Wednesday, 25 June 2008

Physician assistants

Apparently American style 'physician assistants' (PAs) are to be introduced to the NHS. This is a rather worrying prospect. A two year course (following a previous degree) and apparently they are ready to do the job of a house officer, senior house officer, or even a registrar (there's a minimum of four years training, for graduate entry to medicine, before becoming a house officer, it makes you wonder why they bother if PAs are so much better) in the primary care and emergency medicine setting (at a rather more generous salary of £39,500 in 2003 compared to an F1 house officer on £21k in 2008*) diagnosing, prescribing, and ordering investigations (although prescriptions or X-rays are supposed to be countersigned by a doctor in the UK at the moment, the experience seems to be that discussion with the doctor are perfunctory at best, and there is likely to be pressure to follow the US model and allow them to prescribe).

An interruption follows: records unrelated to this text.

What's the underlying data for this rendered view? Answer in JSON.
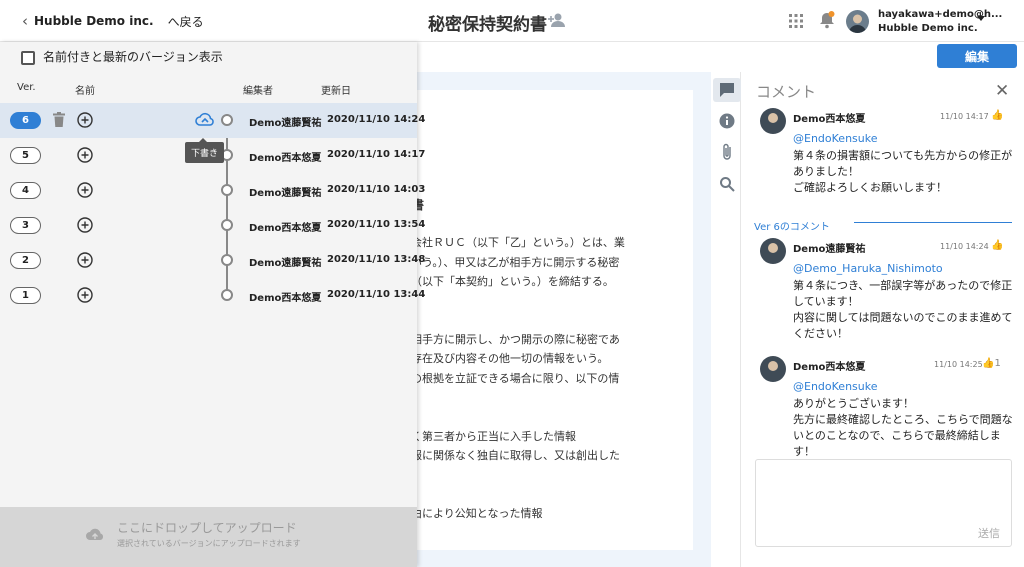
{
  "header": {
    "back_company": "Hubble Demo inc.",
    "back_label": "へ戻る",
    "title": "秘密保持契約書",
    "user_email": "hayakawa+demo@h...",
    "user_company": "Hubble Demo inc."
  },
  "edit_button": "編集",
  "document": {
    "lines": [
      "約書",
      "式会社ＲＵＣ（以下「乙」という。）とは、業",
      "という。）、甲又は乙が相手方に開示する秘密",
      "約（以下「本契約」という。）を締結する。",
      "が相手方に開示し、かつ開示の際に秘密であ",
      "の存在及び内容その他一切の情報をいう。",
      "その根拠を立証できる場合に限り、以下の情",
      "なく第三者から正当に入手した情報",
      "情報に関係なく独自に取得し、又は創出した",
      "事由により公知となった情報"
    ]
  },
  "version_panel": {
    "checkbox_label": "名前付きと最新のバージョン表示",
    "col_ver": "Ver.",
    "col_name": "名前",
    "col_editor": "編集者",
    "col_updated": "更新日",
    "tooltip": "下書き",
    "rows": [
      {
        "ver": "6",
        "editor": "Demo遠藤賢祐",
        "date": "2020/11/10 14:24"
      },
      {
        "ver": "5",
        "editor": "Demo西本悠夏",
        "date": "2020/11/10 14:17"
      },
      {
        "ver": "4",
        "editor": "Demo遠藤賢祐",
        "date": "2020/11/10 14:03"
      },
      {
        "ver": "3",
        "editor": "Demo西本悠夏",
        "date": "2020/11/10 13:54"
      },
      {
        "ver": "2",
        "editor": "Demo遠藤賢祐",
        "date": "2020/11/10 13:48"
      },
      {
        "ver": "1",
        "editor": "Demo西本悠夏",
        "date": "2020/11/10 13:44"
      }
    ],
    "drop_main": "ここにドロップしてアップロード",
    "drop_sub": "選択されているバージョンにアップロードされます"
  },
  "comments": {
    "title": "コメント",
    "version_divider": "Ver 6のコメント",
    "send_label": "送信",
    "items": [
      {
        "name": "Demo西本悠夏",
        "time": "11/10 14:17",
        "like": "",
        "mention": "@EndoKensuke",
        "body": "第４条の損害額についても先方からの修正がありました！\nご確認よろしくお願いします！"
      },
      {
        "name": "Demo遠藤賢祐",
        "time": "11/10 14:24",
        "like": "",
        "mention": "@Demo_Haruka_Nishimoto",
        "body": "第４条につき、一部誤字等があったので修正しています！\n内容に関しては問題ないのでこのまま進めてください！"
      },
      {
        "name": "Demo西本悠夏",
        "time": "11/10 14:25",
        "like": "1",
        "mention": "@EndoKensuke",
        "body": "ありがとうございます！\n先方に最終確認したところ、こちらで問題ないとのことなので、こちらで最終締結します！"
      }
    ]
  },
  "colors": {
    "accent": "#2f7fd5",
    "bell_dot": "#f0932b"
  }
}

Somehow we're supposed to be reassured that a pilot study using US trained PAs (with an average of 11 years experience* as PAs and allied health professionals) found that they worked well. Presumably a study of consultant vascular surgeons would be good evidence for allowing new house officers to carry out AAA repairs unsupervised.

This is absolutely crazy, you cannot create a new paramedical profession de novo and then roll it out across the NHS on the basis of a single study of a highly selected cohort with extensive previous experience. They should at least have evaluated newly qualified US PAs (who, unlike doctors, don't have a probationary year).

Paramedics, nurses, and other allied health professionals jump through a million hoops just to be allowed to do a few extra procedures that doctors can do from day 1. Now we're handing over direct clinical diagnosis and management (and de facto prescribing) to people with minimal knowledge, experience or training. Whatever you think about nurse practitioners, at least they develop their clinical skills in line with their extra responsibilities. The US PAs in this study were a lot closer in experience to UK nurse practitioners than to the newly trained UK PAs that could soon be fucking up our healthcare. Newly qualified junior doctors are scary enough, this is terrifying.


* Hopefully the pay differential is due to the US PAs being highly experienced since otherwise I can see junior doctors going on strike, at this pay rate you could get yourself two newly qualified doctors, or even a single specialist registrar (similar level of training to a GP, likely to have higher qualifications such as membership of the Royal College of Physicians) for this price! According to the Wolverhampton course you can "earn a starting salary of £22,500 - £32,000 at current levels" [my emphasis], brilliant, why go to medical school just to end up earning less and taking legal responsibility for someone else's mistakes, while being told that these people are working at a higher level of competence than you after half the training?

5 comments:

The Shrink said...

Tragically, it is destined to happen. Fortunately, folk are so ruthless in enforcing robust governance frameworks in my corner that it's not going to happen hear.
Hurrah for common sense.

Non-medics undertaking the role of medics? Quack quack. And utter madness.

pj said...

Of course there is a view that the position of the psychiatrist has been relegated to a somewhat peripheral role in the modern CMHT. It certainly seems to be the way Dr Crippen sees it.

Dr John Crippen said...

I'm afraid that is correct where I work.

The psychiatrists refuse even to read our referral letters. They go to some tosser in the CMHT for "triage"


John

DundeeMedStudent said...

I know it makes me so angry, I battled through a BSc so get into medical school just to be shat upon with all this nonsence, I almost walked out of uni when I saw a PA anaesthetic job advertised at £40- 42 pa! why bother becoming a doctor when I could do an easier job with no actual responsibility and get better wages. Soon the best and the brightest will move on to PA work rather than the grind of medical school which is worrying.

pj said...

Anaesthetics and the proposed surgical PAs scare me even more than the primary care and A&E ones. Sure, it is all easy when it goes right, but who is going to carry the can when it goes wrong? And how much will patient care be compromised? The current rationale appears to be that junior doctors only exist to train to be consultants or GPs, and that all the everyday work of doctors should be done by these super-technicians.

So the logical next step must surely be the whole sale conversion of medical schools to technical colleges where they can churn out these people. Doctors will act much as they do in psychiatry, as titular team heads, carrying liability, and filling out paperwork.